Work to complete:
The answer must be the full listing, reproduced word for word.

Data for this exercise:
________________________________________

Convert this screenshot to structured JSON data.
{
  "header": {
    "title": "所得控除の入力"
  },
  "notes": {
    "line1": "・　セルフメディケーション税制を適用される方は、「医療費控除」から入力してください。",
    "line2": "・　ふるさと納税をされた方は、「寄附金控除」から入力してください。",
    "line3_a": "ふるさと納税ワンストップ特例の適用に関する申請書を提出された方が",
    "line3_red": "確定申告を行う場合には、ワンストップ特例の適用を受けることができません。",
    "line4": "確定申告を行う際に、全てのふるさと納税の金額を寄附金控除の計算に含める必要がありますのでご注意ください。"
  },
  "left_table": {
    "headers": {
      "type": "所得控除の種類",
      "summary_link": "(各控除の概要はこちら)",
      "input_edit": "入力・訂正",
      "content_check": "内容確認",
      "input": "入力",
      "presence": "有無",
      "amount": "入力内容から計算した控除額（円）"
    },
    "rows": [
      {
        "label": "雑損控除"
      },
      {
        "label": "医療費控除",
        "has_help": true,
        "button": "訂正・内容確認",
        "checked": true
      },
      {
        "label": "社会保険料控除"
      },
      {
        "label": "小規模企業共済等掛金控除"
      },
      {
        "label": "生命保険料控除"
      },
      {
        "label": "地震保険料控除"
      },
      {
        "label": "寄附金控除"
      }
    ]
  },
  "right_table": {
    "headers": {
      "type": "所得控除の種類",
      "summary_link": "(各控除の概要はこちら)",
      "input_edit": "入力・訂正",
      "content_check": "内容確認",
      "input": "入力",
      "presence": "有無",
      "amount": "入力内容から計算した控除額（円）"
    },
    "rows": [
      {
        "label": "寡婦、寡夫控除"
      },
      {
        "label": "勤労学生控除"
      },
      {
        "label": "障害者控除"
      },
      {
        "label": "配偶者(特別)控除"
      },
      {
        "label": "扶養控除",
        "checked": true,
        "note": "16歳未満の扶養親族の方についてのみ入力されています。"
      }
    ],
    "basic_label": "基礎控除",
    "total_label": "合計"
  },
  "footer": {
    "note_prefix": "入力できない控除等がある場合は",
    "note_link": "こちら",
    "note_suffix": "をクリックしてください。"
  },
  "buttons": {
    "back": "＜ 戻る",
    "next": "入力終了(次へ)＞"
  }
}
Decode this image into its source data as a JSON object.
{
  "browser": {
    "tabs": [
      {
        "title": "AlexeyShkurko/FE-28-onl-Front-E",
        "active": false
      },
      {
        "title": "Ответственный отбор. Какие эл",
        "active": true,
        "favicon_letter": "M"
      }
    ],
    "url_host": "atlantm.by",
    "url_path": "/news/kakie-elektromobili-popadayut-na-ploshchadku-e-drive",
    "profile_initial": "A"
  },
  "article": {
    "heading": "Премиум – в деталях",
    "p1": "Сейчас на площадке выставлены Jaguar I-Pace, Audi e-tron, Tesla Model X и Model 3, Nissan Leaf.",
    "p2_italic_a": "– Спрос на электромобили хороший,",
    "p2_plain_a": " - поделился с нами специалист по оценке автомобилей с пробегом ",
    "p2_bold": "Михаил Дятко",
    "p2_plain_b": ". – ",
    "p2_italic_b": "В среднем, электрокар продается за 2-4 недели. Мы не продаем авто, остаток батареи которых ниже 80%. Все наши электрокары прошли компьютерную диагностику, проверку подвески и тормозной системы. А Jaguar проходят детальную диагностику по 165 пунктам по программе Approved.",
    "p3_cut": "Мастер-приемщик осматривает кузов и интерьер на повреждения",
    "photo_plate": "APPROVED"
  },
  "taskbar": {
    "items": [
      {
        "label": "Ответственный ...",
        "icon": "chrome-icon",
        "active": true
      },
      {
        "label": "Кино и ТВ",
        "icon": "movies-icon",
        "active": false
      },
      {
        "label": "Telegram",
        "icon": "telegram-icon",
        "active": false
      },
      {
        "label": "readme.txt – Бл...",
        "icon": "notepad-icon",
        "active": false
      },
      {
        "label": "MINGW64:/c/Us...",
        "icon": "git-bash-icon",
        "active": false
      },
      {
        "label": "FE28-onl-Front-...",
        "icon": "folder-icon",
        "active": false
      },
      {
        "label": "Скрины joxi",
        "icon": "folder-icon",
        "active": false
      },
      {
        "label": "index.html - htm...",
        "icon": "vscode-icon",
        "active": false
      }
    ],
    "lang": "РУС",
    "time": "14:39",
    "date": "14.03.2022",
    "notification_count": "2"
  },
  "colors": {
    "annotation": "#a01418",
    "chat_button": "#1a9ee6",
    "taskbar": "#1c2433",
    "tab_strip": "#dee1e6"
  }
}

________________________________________

Answer to this exercise:
Convert this screenshot to structured JSON data.
{
  "header": {
    "title": "所得控除の入力"
  },
  "notes": {
    "line1": "・　セルフメディケーション税制を適用される方は、「医療費控除」から入力してください。",
    "line2": "・　ふるさと納税をされた方は、「寄附金控除」から入力してください。",
    "line3_a": "ふるさと納税ワンストップ特例の適用に関する申請書を提出された方が",
    "line3_red": "確定申告を行う場合には、ワンストップ特例の適用を受けることができません。",
    "line4": "確定申告を行う際に、全てのふるさと納税の金額を寄附金控除の計算に含める必要がありますのでご注意ください。"
  },
  "left_table": {
    "headers": {
      "type": "所得控除の種類",
      "summary_link": "(各控除の概要はこちら)",
      "input_edit": "入力・訂正",
      "content_check": "内容確認",
      "input": "入力",
      "presence": "有無",
      "amount": "入力内容から計算した控除額（円）"
    },
    "rows": [
      {
        "label": "雑損控除"
      },
      {
        "label": "医療費控除",
        "has_help": true,
        "button": "訂正・内容確認",
        "checked": true
      },
      {
        "label": "社会保険料控除"
      },
      {
        "label": "小規模企業共済等掛金控除"
      },
      {
        "label": "生命保険料控除"
      },
      {
        "label": "地震保険料控除"
      },
      {
        "label": "寄附金控除"
      }
    ]
  },
  "right_table": {
    "headers": {
      "type": "所得控除の種類",
      "summary_link": "(各控除の概要はこちら)",
      "input_edit": "入力・訂正",
      "content_check": "内容確認",
      "input": "入力",
      "presence": "有無",
      "amount": "入力内容から計算した控除額（円）"
    },
    "rows": [
      {
        "label": "寡婦、寡夫控除"
      },
      {
        "label": "勤労学生控除"
      },
      {
        "label": "障害者控除"
      },
      {
        "label": "配偶者(特別)控除"
      },
      {
        "label": "扶養控除",
        "checked": true,
        "note": "16歳未満の扶養親族の方についてのみ入力されています。"
      }
    ],
    "basic_label": "基礎控除",
    "total_label": "合計"
  },
  "footer": {
    "note_prefix": "入力できない控除等がある場合は",
    "note_link": "こちら",
    "note_suffix": "をクリックしてください。"
  },
  "buttons": {
    "back": "＜ 戻る",
    "next": "入力終了(次へ)＞"
  }
}
Decode this image into its source data as a JSON object.
{
  "browser": {
    "tabs": [
      {
        "title": "AlexeyShkurko/FE-28-onl-Front-E",
        "active": false
      },
      {
        "title": "Ответственный отбор. Какие эл",
        "active": true,
        "favicon_letter": "M"
      }
    ],
    "url_host": "atlantm.by",
    "url_path": "/news/kakie-elektromobili-popadayut-na-ploshchadku-e-drive",
    "profile_initial": "A"
  },
  "article": {
    "heading": "Премиум – в деталях",
    "p1": "Сейчас на площадке выставлены Jaguar I-Pace, Audi e-tron, Tesla Model X и Model 3, Nissan Leaf.",
    "p2_italic_a": "– Спрос на электромобили хороший,",
    "p2_plain_a": " - поделился с нами специалист по оценке автомобилей с пробегом ",
    "p2_bold": "Михаил Дятко",
    "p2_plain_b": ". – ",
    "p2_italic_b": "В среднем, электрокар продается за 2-4 недели. Мы не продаем авто, остаток батареи которых ниже 80%. Все наши электрокары прошли компьютерную диагностику, проверку подвески и тормозной системы. А Jaguar проходят детальную диагностику по 165 пунктам по программе Approved.",
    "p3_cut": "Мастер-приемщик осматривает кузов и интерьер на повреждения",
    "photo_plate": "APPROVED"
  },
  "taskbar": {
    "items": [
      {
        "label": "Ответственный ...",
        "icon": "chrome-icon",
        "active": true
      },
      {
        "label": "Кино и ТВ",
        "icon": "movies-icon",
        "active": false
      },
      {
        "label": "Telegram",
        "icon": "telegram-icon",
        "active": false
      },
      {
        "label": "readme.txt – Бл...",
        "icon": "notepad-icon",
        "active": false
      },
      {
        "label": "MINGW64:/c/Us...",
        "icon": "git-bash-icon",
        "active": false
      },
      {
        "label": "FE28-onl-Front-...",
        "icon": "folder-icon",
        "active": false
      },
      {
        "label": "Скрины joxi",
        "icon": "folder-icon",
        "active": false
      },
      {
        "label": "index.html - htm...",
        "icon": "vscode-icon",
        "active": false
      }
    ],
    "lang": "РУС",
    "time": "14:39",
    "date": "14.03.2022",
    "notification_count": "2"
  },
  "colors": {
    "annotation": "#a01418",
    "chat_button": "#1a9ee6",
    "taskbar": "#1c2433",
    "tab_strip": "#dee1e6"
  }
}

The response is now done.